- Use a sharp rotary cutter blade and replace it often. A dull blade can cause fabric to fray or shift during cutting. I am really guilty of not replacing my blades often enough (a tendency that I think was made worse by the pandemic, as blade replacements seemed to be one of those things that was impossible to get). But if you can stay on top of it, you’ll be rewarded with much cleaner patchwork on the reverse side of your quilt tops.
- When cutting strips or squares, use a quilting ruler to help keep your cuts straight and even. Use a clear quilting ruler to help you see where you’re cutting and ensure that your fabric is lined up correctly.
- Be consistent! When using a clear ruler, you quickly realize that you have the option to line your cuts with the inside or outside of the rule line … pick one (I use the outside to make sure my pieces aren’t short) and use that every time.
- Take breaks often to avoid fatigue, as cutting fabric can be a repetitive task that strains the hands and wrists. I definitely noticed this when cutting fabrics for my queen-sized Sugarcubes quilt.
- Keep your cutting mat clean and free of fabric fibers by wiping it down with a lint roller or a damp cloth every once in a while.
My most used scissors
I use every single tool in the photo above, but if I had to pick just three, it would be:
- Gingher 9″ Lightweight Bent Scissor (the large ones with the black handle) – sharp, light in weight but still substantial, these are my go-to, “don’t use these for paper” scissors. It’s a slight investment (I think these run about $45 Canadian) but worth it, I will have them forever and they’ve made my sewing life much easier.
- Clover rotary cutter. There are two pictured here but the larger one is the one I like. To be honest I only purchased the smaller one during the aforementioned replacement blade shortage, because it came with blades. The larger one gives a little more control and it what I use, along with my clear ruler and mat, to cut all the fabric for my quilts.
- Kai 5100 scissor (the tiny ones with the black handle) – these are incredible, perfect for appliqué projects where you sometimes need to cut very precise curves or corners. Even more impressive, they are so incredibly sharp they can cut through multiple layers of fabric at once. I learned about them as part of a Carolyn Friedlander project and you can even buy them on her site.
Honorable mention to embroidery scissors. These are great to have for any kind of handwork, especially great because their diminutive size makes them less like to destroy your fabric with a hasty snip (a real hazard if I’m involved). There are two pictured above: the bird ones, which I think are pretty widely available, and the neon ones, which I got from Superbuzzy. I can’t seem to recall what kind they are but they’re very similar in feel to a nice pair of Kelmscotts I have.
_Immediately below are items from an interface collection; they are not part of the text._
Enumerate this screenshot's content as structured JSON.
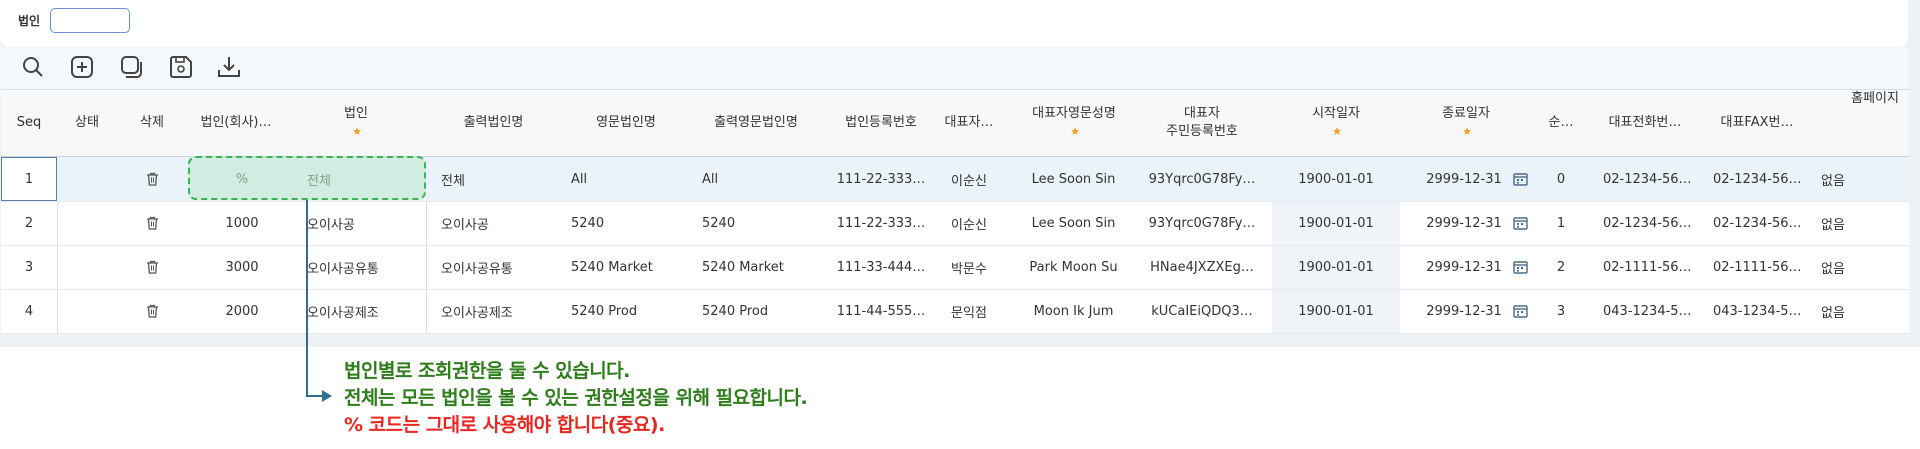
{
  "filter": {
    "label": "법인",
    "value": ""
  },
  "toolbar": {
    "icons": [
      "search-icon",
      "add-icon",
      "copy-icon",
      "save-icon",
      "download-icon"
    ]
  },
  "columns": [
    "Seq",
    "상태",
    "삭제",
    "법인(회사)…",
    "법인",
    "출력법인명",
    "영문법인명",
    "출력영문법인명",
    "법인등록번호",
    "대표자…",
    "대표자영문성명",
    "대표자\n주민등록번호",
    "시작일자",
    "종료일자",
    "",
    "순…",
    "대표전화번…",
    "대표FAX번…",
    "홈페이지"
  ],
  "required": [
    "법인",
    "대표자영문성명",
    "시작일자",
    "종료일자"
  ],
  "rows": [
    {
      "seq": "1",
      "code": "%",
      "name": "전체",
      "print_name": "전체",
      "eng": "All",
      "print_eng": "All",
      "regno": "111-22-333…",
      "rep": "이순신",
      "rep_eng": "Lee Soon Sin",
      "rrn": "93Yqrc0G78Fy…",
      "start": "1900-01-01",
      "end": "2999-12-31",
      "order": "0",
      "tel": "02-1234-56…",
      "fax": "02-1234-56…",
      "home": "없음"
    },
    {
      "seq": "2",
      "code": "1000",
      "name": "오이사공",
      "print_name": "오이사공",
      "eng": "5240",
      "print_eng": "5240",
      "regno": "111-22-333…",
      "rep": "이순신",
      "rep_eng": "Lee Soon Sin",
      "rrn": "93Yqrc0G78Fy…",
      "start": "1900-01-01",
      "end": "2999-12-31",
      "order": "1",
      "tel": "02-1234-56…",
      "fax": "02-1234-56…",
      "home": "없음"
    },
    {
      "seq": "3",
      "code": "3000",
      "name": "오이사공유통",
      "print_name": "오이사공유통",
      "eng": "5240 Market",
      "print_eng": "5240 Market",
      "regno": "111-33-444…",
      "rep": "박문수",
      "rep_eng": "Park Moon Su",
      "rrn": "HNae4JXZXEg…",
      "start": "1900-01-01",
      "end": "2999-12-31",
      "order": "2",
      "tel": "02-1111-56…",
      "fax": "02-1111-56…",
      "home": "없음"
    },
    {
      "seq": "4",
      "code": "2000",
      "name": "오이사공제조",
      "print_name": "오이사공제조",
      "eng": "5240 Prod",
      "print_eng": "5240 Prod",
      "regno": "111-44-555…",
      "rep": "문익점",
      "rep_eng": "Moon Ik Jum",
      "rrn": "kUCaIEiQDQ3…",
      "start": "1900-01-01",
      "end": "2999-12-31",
      "order": "3",
      "tel": "043-1234-5…",
      "fax": "043-1234-5…",
      "home": "없음"
    }
  ],
  "notes": {
    "line1": "법인별로 조회권한을 둘 수 있습니다.",
    "line2": "전체는 모든 법인을 볼 수 있는 권한설정을 위해 필요합니다.",
    "line3": "% 코드는 그대로 사용해야 합니다(중요)."
  },
  "colors": {
    "note_green": "#2e7d1b",
    "note_red": "#e8261f",
    "highlight": "#3db155",
    "connector": "#2d6f8e"
  }
}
Do you have any favourite scissors that you can’t live without? Let me know in the comments!